The drawings below were from a beginner's drawing class.  We weren't trying to produce works of art; this class was about one thing: define by value, not by line.  The whole object of the class was to break us from the habit of delineating everything, doing everything like a cartoon.  We could only work in varying shades of graphite, and we had to utilize photographs.  We were like slow-motion, grayscale, human copy machines.  What a lousy experience.



But when that borefest was over, the semester arrived when I was finally allowed to mess with paint.  At first, it was really depressing; handling paint is a whole other ball game, especially after spending your life being comfortable with the control of a pencil.  But then I realized that painting was the opposite of the obsessive, high-detail nature of drawing:  you could fudge stuff.  Actually, you were EXPECTED to fudge stuff!
 
Painting class was one of those magic times, those rare moments when I felt like there was hope yet, that the future might be okay.  I look back and see it all with a glow.  If I'd known how things would end up, and where I'd be today, I would've (as my good friend Loyd once said) told somebody to take me out to a vacant lot somewhere and shoot me in the head.
 
But aside from the misery of the mediocrity and monotony of these times, I at least have two paintings that I display in my dining room.  One is of composer (who else) John Williams, conducting the main theme from Star Wars (the sheet music is actually an arrangement of the theme).  On a whim, I entered this painting into the Cal Art Expo in 2006, and it ended up being accepted and received some kind of award, whose title I can't remember.  It was a surreal experience, a.) taking the painting to Sacramento and leaving it there, and b.) going to the exhibit and seeing strangers walk up to it and stare at it.  Strange.

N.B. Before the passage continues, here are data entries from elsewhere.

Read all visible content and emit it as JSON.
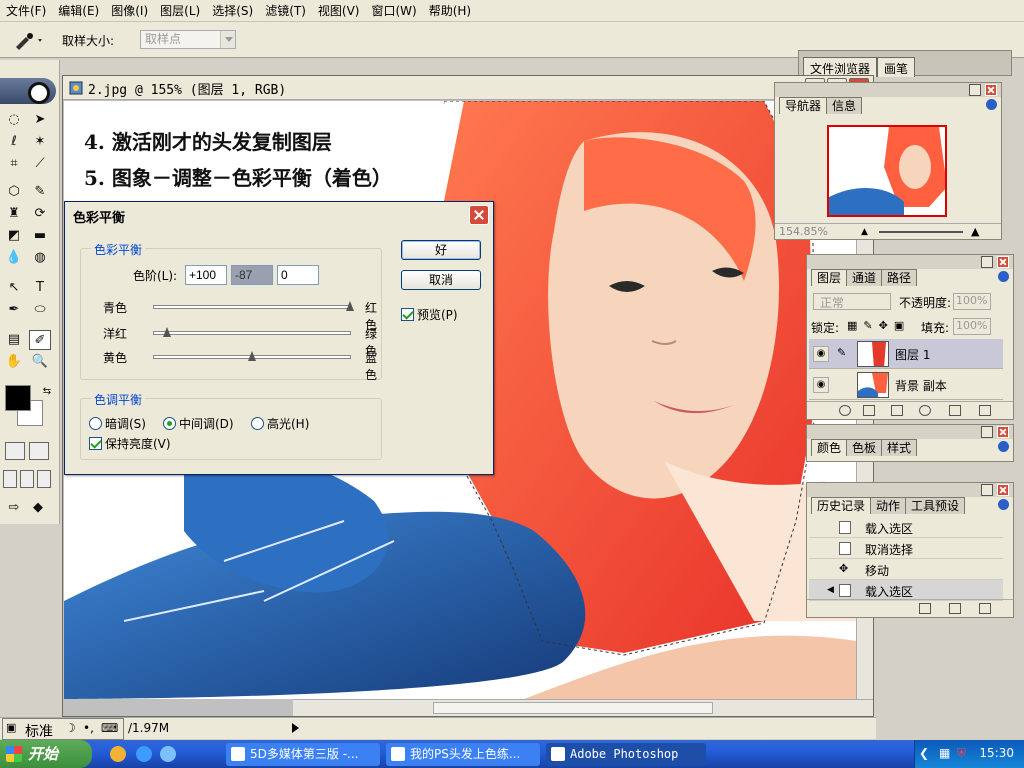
{
  "menu": [
    "文件(F)",
    "编辑(E)",
    "图像(I)",
    "图层(L)",
    "选择(S)",
    "滤镜(T)",
    "视图(V)",
    "窗口(W)",
    "帮助(H)"
  ],
  "options_bar": {
    "sample_size_label": "取样大小:",
    "sample_size_value": "取样点",
    "palette_well_tabs": [
      "文件浏览器",
      "画笔"
    ]
  },
  "document": {
    "title": "2.jpg @ 155% (图层 1, RGB)",
    "overlay_lines": [
      "4. 激活刚才的头发复制图层",
      "5. 图象－调整－色彩平衡（着色）"
    ]
  },
  "color_balance": {
    "title": "色彩平衡",
    "group_label": "色彩平衡",
    "levels_label": "色阶(L):",
    "levels": [
      "+100",
      "-87",
      "0"
    ],
    "sliders": [
      {
        "left": "青色",
        "right": "红色",
        "value": 100
      },
      {
        "left": "洋红",
        "right": "绿色",
        "value": -87
      },
      {
        "left": "黄色",
        "right": "蓝色",
        "value": 0
      }
    ],
    "tone_label": "色调平衡",
    "tones": [
      "暗调(S)",
      "中间调(D)",
      "高光(H)"
    ],
    "tone_selected": "中间调(D)",
    "preserve_luminosity": "保持亮度(V)",
    "ok": "好",
    "cancel": "取消",
    "preview": "预览(P)"
  },
  "navigator": {
    "tabs": [
      "导航器",
      "信息"
    ],
    "zoom": "154.85%"
  },
  "layers": {
    "tabs": [
      "图层",
      "通道",
      "路径"
    ],
    "blend_mode": "正常",
    "opacity_label": "不透明度:",
    "opacity": "100%",
    "lock_label": "锁定:",
    "fill_label": "填充:",
    "fill": "100%",
    "items": [
      "图层 1",
      "背景 副本"
    ]
  },
  "color_palette": {
    "tabs": [
      "颜色",
      "色板",
      "样式"
    ]
  },
  "history": {
    "tabs": [
      "历史记录",
      "动作",
      "工具预设"
    ],
    "items": [
      "载入选区",
      "取消选择",
      "移动",
      "载入选区"
    ]
  },
  "status": {
    "ime_label": "标准",
    "doc_size": "/1.97M"
  },
  "taskbar": {
    "start": "开始",
    "tasks": [
      "5D多媒体第三版 -...",
      "我的PS头发上色练...",
      "Adobe Photoshop"
    ],
    "clock": "15:30"
  }
}
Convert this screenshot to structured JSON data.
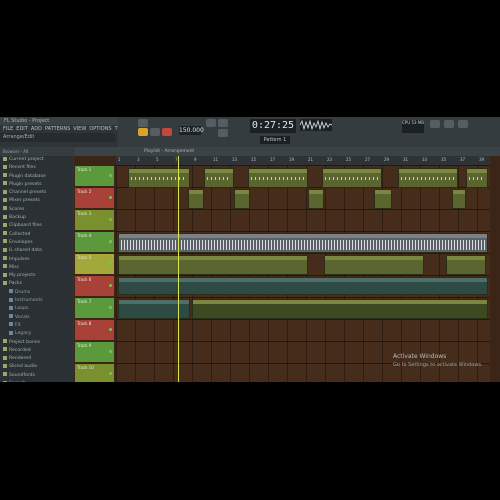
{
  "title": "FL Studio - Project",
  "menu": [
    "FILE",
    "EDIT",
    "ADD",
    "PATTERNS",
    "VIEW",
    "OPTIONS",
    "TOOLS",
    "?"
  ],
  "hint": "Arrange/Edit",
  "tempo": "150.000",
  "time": "0:27:25",
  "pattern": "Pattern 1",
  "cpu": "CPU 53 MB",
  "browser": {
    "header": "Browser - All",
    "items": [
      {
        "label": "Current project",
        "type": "folder"
      },
      {
        "label": "Recent files",
        "type": "folder"
      },
      {
        "label": "Plugin database",
        "type": "folder"
      },
      {
        "label": "Plugin presets",
        "type": "folder"
      },
      {
        "label": "Channel presets",
        "type": "folder"
      },
      {
        "label": "Mixer presets",
        "type": "folder"
      },
      {
        "label": "Scores",
        "type": "folder"
      },
      {
        "label": "Backup",
        "type": "folder"
      },
      {
        "label": "Clipboard files",
        "type": "folder"
      },
      {
        "label": "Collected",
        "type": "folder"
      },
      {
        "label": "Envelopes",
        "type": "folder"
      },
      {
        "label": "IL shared data",
        "type": "folder"
      },
      {
        "label": "Impulses",
        "type": "folder"
      },
      {
        "label": "Misc",
        "type": "folder"
      },
      {
        "label": "My projects",
        "type": "folder"
      },
      {
        "label": "Packs",
        "type": "folder"
      },
      {
        "label": "Drums",
        "type": "sub"
      },
      {
        "label": "Instruments",
        "type": "sub"
      },
      {
        "label": "Loops",
        "type": "sub"
      },
      {
        "label": "Vocals",
        "type": "sub"
      },
      {
        "label": "FX",
        "type": "sub"
      },
      {
        "label": "Legacy",
        "type": "sub"
      },
      {
        "label": "Project bones",
        "type": "folder"
      },
      {
        "label": "Recorded",
        "type": "folder"
      },
      {
        "label": "Rendered",
        "type": "folder"
      },
      {
        "label": "Sliced audio",
        "type": "folder"
      },
      {
        "label": "Soundfonts",
        "type": "folder"
      },
      {
        "label": "Speech",
        "type": "folder"
      }
    ]
  },
  "playlist": {
    "header": "Playlist - Arrangement",
    "ruler": [
      "1",
      "3",
      "5",
      "7",
      "9",
      "11",
      "13",
      "15",
      "17",
      "19",
      "21",
      "23",
      "25",
      "27",
      "29",
      "31",
      "33",
      "35",
      "37",
      "39"
    ],
    "tracks": [
      {
        "name": "Track 1",
        "color": "#5b9a3c"
      },
      {
        "name": "Track 2",
        "color": "#a84137"
      },
      {
        "name": "Track 3",
        "color": "#7a8f2e"
      },
      {
        "name": "Track 4",
        "color": "#5b9a3c"
      },
      {
        "name": "Track 5",
        "color": "#a3a83a"
      },
      {
        "name": "Track 6",
        "color": "#a84137"
      },
      {
        "name": "Track 7",
        "color": "#5b9a3c"
      },
      {
        "name": "Track 8",
        "color": "#a84137"
      },
      {
        "name": "Track 9",
        "color": "#5b9a3c"
      },
      {
        "name": "Track 10",
        "color": "#7a8f2e"
      }
    ]
  },
  "watermark": {
    "line1": "Activate Windows",
    "line2": "Go to Settings to activate Windows."
  }
}
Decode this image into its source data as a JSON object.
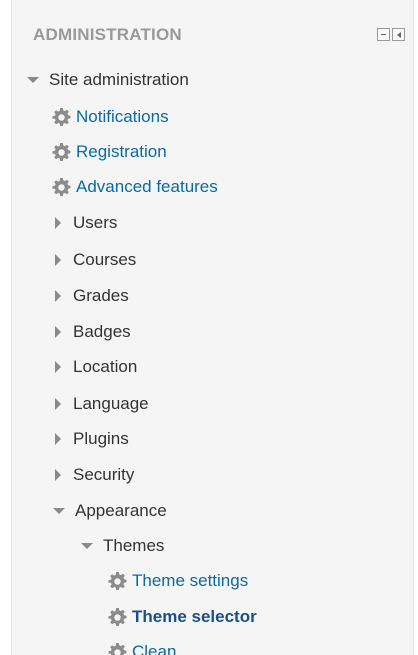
{
  "block": {
    "title": "ADMINISTRATION",
    "controls": [
      "minus-icon",
      "dock-icon"
    ]
  },
  "tree": {
    "root": "Site administration",
    "settings": [
      "Notifications",
      "Registration",
      "Advanced features"
    ],
    "categories": [
      "Users",
      "Courses",
      "Grades",
      "Badges",
      "Location",
      "Language",
      "Plugins",
      "Security"
    ],
    "appearance": "Appearance",
    "themes": "Themes",
    "theme_items": [
      "Theme settings",
      "Theme selector",
      "Clean"
    ]
  },
  "colors": {
    "link": "#0a6aa1",
    "active_link": "#1a4f8b",
    "text": "#333333",
    "title": "#999999",
    "background": "#f5f5f5"
  }
}
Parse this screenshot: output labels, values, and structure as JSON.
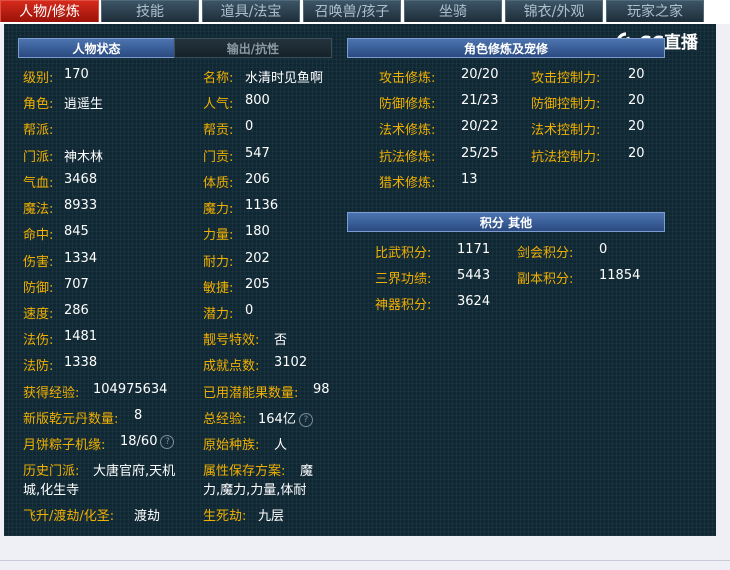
{
  "tabs": [
    "人物/修炼",
    "技能",
    "道具/法宝",
    "召唤兽/孩子",
    "坐骑",
    "锦衣/外观",
    "玩家之家"
  ],
  "logo": "CC直播",
  "status": {
    "header_active": "人物状态",
    "header_inactive": "输出/抗性",
    "left_col": [
      {
        "label": "级别:",
        "value": "170"
      },
      {
        "label": "角色:",
        "value": "逍遥生"
      },
      {
        "label": "帮派:",
        "value": ""
      },
      {
        "label": "门派:",
        "value": "神木林"
      },
      {
        "label": "气血:",
        "value": "3468"
      },
      {
        "label": "魔法:",
        "value": "8933"
      },
      {
        "label": "命中:",
        "value": "845"
      },
      {
        "label": "伤害:",
        "value": "1334"
      },
      {
        "label": "防御:",
        "value": "707"
      },
      {
        "label": "速度:",
        "value": "286"
      },
      {
        "label": "法伤:",
        "value": "1481"
      },
      {
        "label": "法防:",
        "value": "1338"
      },
      {
        "label": "获得经验:",
        "value": "104975634"
      },
      {
        "label": "新版乾元丹数量:",
        "value": "8"
      },
      {
        "label": "月饼粽子机缘:",
        "value": "18/60"
      }
    ],
    "right_col": [
      {
        "label": "名称:",
        "value": "水清时见鱼啊"
      },
      {
        "label": "人气:",
        "value": "800"
      },
      {
        "label": "帮贡:",
        "value": "0"
      },
      {
        "label": "门贡:",
        "value": "547"
      },
      {
        "label": "体质:",
        "value": "206"
      },
      {
        "label": "魔力:",
        "value": "1136"
      },
      {
        "label": "力量:",
        "value": "180"
      },
      {
        "label": "耐力:",
        "value": "202"
      },
      {
        "label": "敏捷:",
        "value": "205"
      },
      {
        "label": "潜力:",
        "value": "0"
      },
      {
        "label": "靓号特效:",
        "value": "否"
      },
      {
        "label": "成就点数:",
        "value": "3102"
      },
      {
        "label": "已用潜能果数量:",
        "value": "98"
      },
      {
        "label": "总经验:",
        "value": "164亿"
      },
      {
        "label": "原始种族:",
        "value": "人"
      }
    ],
    "history_label": "历史门派:",
    "history_line1": "大唐官府,天机",
    "history_line2": "城,化生寺",
    "attr_label": "属性保存方案:",
    "attr_line1": "魔",
    "attr_line2": "力,魔力,力量,体耐",
    "fly_label": "飞升/渡劫/化圣:",
    "fly_value": "渡劫",
    "life_label": "生死劫:",
    "life_value": "九层"
  },
  "cultivation": {
    "header": "角色修炼及宠修",
    "rows": [
      {
        "label": "攻击修炼:",
        "value": "20/20",
        "label2": "攻击控制力:",
        "value2": "20"
      },
      {
        "label": "防御修炼:",
        "value": "21/23",
        "label2": "防御控制力:",
        "value2": "20"
      },
      {
        "label": "法术修炼:",
        "value": "20/22",
        "label2": "法术控制力:",
        "value2": "20"
      },
      {
        "label": "抗法修炼:",
        "value": "25/25",
        "label2": "抗法控制力:",
        "value2": "20"
      },
      {
        "label": "猎术修炼:",
        "value": "13",
        "label2": "",
        "value2": ""
      }
    ]
  },
  "points": {
    "header": "积分  其他",
    "rows": [
      {
        "label": "比武积分:",
        "value": "1171",
        "label2": "剑会积分:",
        "value2": "0"
      },
      {
        "label": "三界功绩:",
        "value": "5443",
        "label2": "副本积分:",
        "value2": "11854"
      },
      {
        "label": "神器积分:",
        "value": "3624",
        "label2": "",
        "value2": ""
      }
    ]
  }
}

I got quite a lot of "mileage" from this painting.  It ended up being used for the Austin Wind Symphony's advertisements for their John Williams concert, and I even saw a photo online of a group of guys attending a music festival in Spain, all wearing t-shirts with this painting on its front.  Talk about surreal.
 
The other painting, the same size as the Williams portrait (24" by 36"), was of my wife Shannon.  The painting was created at the same time as the Williams one, and again, I have happy memories of sitting in my Springtime garage, listening to my music and knowing that I was on to something.

These days, I don't get the chance to do much painting, or even drawing.  As I chugged along to pursue my art degree, the real world stepped in and I lost my job.  I had to quit school and ended up doing what I do now, which pays the bills.  It's not a happy story, and to tell you the truth, I don't care to talk about it anymore, or I might go outside and stand in the middle of the road, waiting for some reckless pick-up driver to come by.
 
I can remember clearly, during those positive times, thinking, "This is just too good.  It can't last much longer."  Well, often we doubt ourselves, but that was one time when I could've taken it to the bank.  Life does indeed suck.
 
These days, I spend pockets of time working on models, as most visitors to my blog know.  They don't take as long to complete as drawings, and don't have to be built in the garage, like my paintings.
 
This completes my demonstration.  Now back to lousy, exhausting, unfulfilling life as I know it. Y'all take care now.